My parents and sister decided to vacation in Finland this summer and it’s causing some major envy over here. (Never mind that the idea of taking my young kids on an 11-hour plane ride sounds insane.) The birch trees, the idyllic lakes, the smell after it rains. Picking wild berries. Relaxing in the sauna. Karl Fazer chocolate and rieska bread. A summer sun that never truly sets. I miss it all.
It’s been 10 years since my last trip to the Land of a Thousand Lakes and it’s like a part of my soul was left over there. Finland is so beautiful and peaceful, clean and safe. It’s no wonder that it ranks as a top country in many categories.
I was too young to remember my first time in Finland, but some of my favorite and most vibrant memories happened during my other three trips there.
When I was five, my grandpa’s fishing net got caught with someone else’s, leaving me, my mom, and her stepsister to spend half the night cuddled up on the lake shore while my grandpa and the other fisherman untangled their nets.
When I was ten, I practiced the tradition of going from the almost 200° sauna into the 65° lake. I baked mustikkapiirakka with my great-aunts and played badminton with second cousins.
The last time I was there, I was in my early twenties. A cousin took my mom and me to the capital city, where we visited the neoclassical Helsinki Cathedral, got fake tattoos of Kalevala symbols at the flea market, and took a ferry across the Baltic Sea for a day trip to Estonia.
We got to see the giant sandcastles built every summer in Lapeenranta; that year’s theme was the Wild West.
I watched from shore as a bright blue day with cottony clouds morphed into a quick-passing summer storm, with bolt after bolt of lightning flashing on the other side of the lake and the glassy water becoming dark and choppy.
Much of our time was spent at summer cabins. I’m not exaggerating when I say the majority of Finns own summer cabins (and saunas and porch swings). My grandpa even had one on the same lake as his regular home. I went boating, read books under the mellow Northern sun, made flower crowns, ate crepes for dinner and sandwiches for breakfast, drank hard ciders, and practiced my Finnish.
One day I’ll go back. I’ll show my husband and kids the house my mom lived in as a young child and the farm where my grandma and her nine siblings grew up. I’ll introduce them to extended family and a slower-paced lifestyle. Maybe we’ll even venture further north into Lapland where we can see reindeer, the northern lights, and Santa Clause Village. One day. But for now, I’ll live vicariously through the pictures my parents and sister take, the stories they tell, and the chocolate they bring back.
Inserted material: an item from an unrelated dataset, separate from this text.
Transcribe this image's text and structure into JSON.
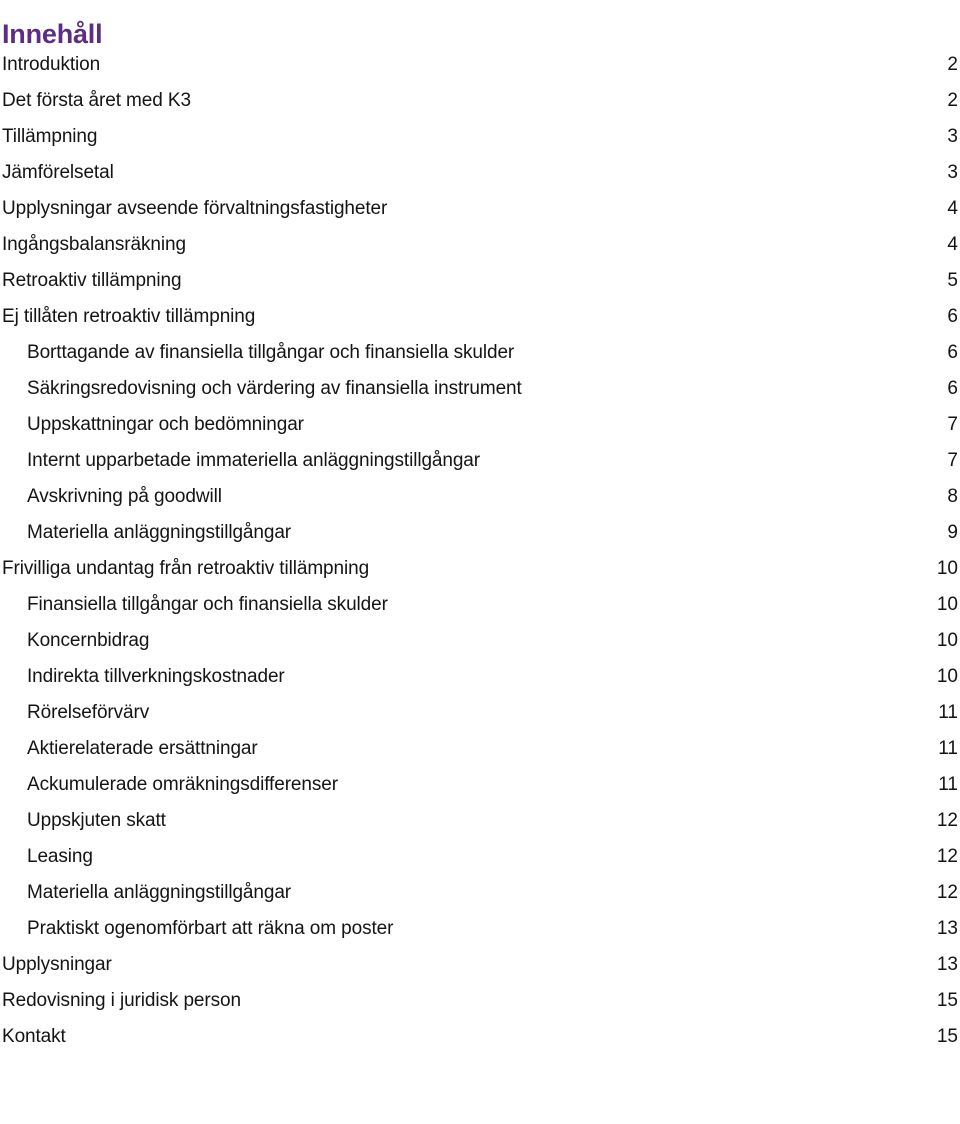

Tell me, where is your favorite place? What makes it so special?